[4] For example, Grenny J. 4 ways leaders can create a candid culture. Harvard Business Review, July 8, 2014. https://hbr.org/2014/07/4-ways-leaders-can-create-a-candid-culture, retrieved 6/4/2018.

[5] Kenny G. Your strategic plans probably aren’t strategic, or even plans. Harvard Business Review, Apr. 6, 2018. https://hbr.org/2018/04/your-strategic-plans-probably-arent-strategic-or-even-plans, retrieved 6/4/2018.

[6] On the other hand, Mike Tyson observed, “everybody has a plan until they get punched in the mouth.” Your plan should be able to stand up to something like that. For an explanation see Berardino M. Mike Tyson explains one of his most famous quotes. Sun Sentinel, Broward County FL, Nov. 9, 2012. http://articles.sun-sentinel.com/2012-11-09/sports/sfl-mike-tyson-explains-one-of-his-most-famous-quotes-20121109_1_mike-tyson-undisputed-truth-famous-quotes, retrieved 6/4/2018.

[7] An extensive study into the aphorism “you fight in the way that you practice” is nearly 500 years old: Musashi M. The book of five rings. Amazon Digital Services, https://www.amazon.com/dp/B078YSNPM9/ref=dp-kindle-redirect?_encoding=UTF8&btkr=1, retrieved 6/4/2018. Originally intended to help tutor the martial arts, Musashi has a following in many strategy applications including business and organizational development.

[8] Among the classics in the field of quality management is Flynn B et al. A framework for quality management research and an associated measurement instrument. Journal of Operations Management 11:4(1994), 339-366. https://experts.umn.edu/en/publications/a-framework-for-quality-management-research-and-an-associated-mea, retrieved 6/4/2018. Crisply, “Top management support creates an environment in which quality management activities are rewarded.”
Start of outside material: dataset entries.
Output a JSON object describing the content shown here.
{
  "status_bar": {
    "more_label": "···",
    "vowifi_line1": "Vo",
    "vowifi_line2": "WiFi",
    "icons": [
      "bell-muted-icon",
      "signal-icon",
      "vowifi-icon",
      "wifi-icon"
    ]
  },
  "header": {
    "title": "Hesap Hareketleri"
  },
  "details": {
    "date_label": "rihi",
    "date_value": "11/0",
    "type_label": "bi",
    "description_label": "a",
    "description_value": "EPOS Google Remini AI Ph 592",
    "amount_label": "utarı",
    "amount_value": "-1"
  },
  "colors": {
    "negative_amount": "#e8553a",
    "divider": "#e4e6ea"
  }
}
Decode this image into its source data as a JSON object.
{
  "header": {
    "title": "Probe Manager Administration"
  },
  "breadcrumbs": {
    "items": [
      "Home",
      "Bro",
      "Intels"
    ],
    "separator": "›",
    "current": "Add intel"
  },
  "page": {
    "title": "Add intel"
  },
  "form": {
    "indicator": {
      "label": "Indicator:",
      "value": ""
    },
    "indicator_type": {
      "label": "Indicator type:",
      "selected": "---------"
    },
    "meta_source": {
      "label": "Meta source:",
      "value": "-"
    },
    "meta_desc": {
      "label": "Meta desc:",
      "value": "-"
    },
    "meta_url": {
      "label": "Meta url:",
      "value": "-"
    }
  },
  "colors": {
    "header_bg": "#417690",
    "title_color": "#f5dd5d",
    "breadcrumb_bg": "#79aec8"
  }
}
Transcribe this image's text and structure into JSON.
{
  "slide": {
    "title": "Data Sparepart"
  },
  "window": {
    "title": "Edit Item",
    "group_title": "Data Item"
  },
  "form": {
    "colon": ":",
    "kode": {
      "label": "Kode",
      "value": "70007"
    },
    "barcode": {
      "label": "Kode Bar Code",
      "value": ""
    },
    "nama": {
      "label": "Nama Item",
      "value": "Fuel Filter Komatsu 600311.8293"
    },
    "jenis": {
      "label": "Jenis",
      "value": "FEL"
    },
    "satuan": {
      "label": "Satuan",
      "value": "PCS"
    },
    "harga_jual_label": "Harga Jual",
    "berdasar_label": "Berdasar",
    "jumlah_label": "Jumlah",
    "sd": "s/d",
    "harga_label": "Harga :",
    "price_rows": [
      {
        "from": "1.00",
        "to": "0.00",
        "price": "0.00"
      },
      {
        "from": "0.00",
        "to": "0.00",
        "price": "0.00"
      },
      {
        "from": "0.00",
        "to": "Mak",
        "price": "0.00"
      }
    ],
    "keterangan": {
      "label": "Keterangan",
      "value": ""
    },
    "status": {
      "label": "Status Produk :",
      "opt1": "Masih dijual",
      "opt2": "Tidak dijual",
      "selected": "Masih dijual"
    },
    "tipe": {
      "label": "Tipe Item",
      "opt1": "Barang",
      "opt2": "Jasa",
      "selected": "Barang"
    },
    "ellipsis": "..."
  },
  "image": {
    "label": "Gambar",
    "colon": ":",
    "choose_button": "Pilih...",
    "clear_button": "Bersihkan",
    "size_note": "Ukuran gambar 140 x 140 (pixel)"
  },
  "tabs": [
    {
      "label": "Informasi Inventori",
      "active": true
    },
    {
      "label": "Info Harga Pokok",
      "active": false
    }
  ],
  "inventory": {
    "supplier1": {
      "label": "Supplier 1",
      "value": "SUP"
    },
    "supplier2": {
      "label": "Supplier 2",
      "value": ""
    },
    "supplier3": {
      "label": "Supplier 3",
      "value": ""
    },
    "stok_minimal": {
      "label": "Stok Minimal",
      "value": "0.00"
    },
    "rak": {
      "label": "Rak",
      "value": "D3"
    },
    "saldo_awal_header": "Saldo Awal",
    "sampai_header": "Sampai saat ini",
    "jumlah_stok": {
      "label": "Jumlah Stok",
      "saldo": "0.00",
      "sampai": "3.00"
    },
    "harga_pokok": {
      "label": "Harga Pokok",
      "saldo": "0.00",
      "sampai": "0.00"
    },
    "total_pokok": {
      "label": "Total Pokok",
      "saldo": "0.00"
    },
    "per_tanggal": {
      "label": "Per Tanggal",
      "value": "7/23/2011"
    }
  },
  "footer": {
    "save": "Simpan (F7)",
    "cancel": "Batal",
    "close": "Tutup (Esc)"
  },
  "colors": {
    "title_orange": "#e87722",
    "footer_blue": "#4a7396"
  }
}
[9] Seriously these ladies were scary fast, 0.2 seconds short of a world record time. http://www.nbcolympics.com/video/united-states-zips-victory-womens-4x100m-relay, retrieved 6/1/2018.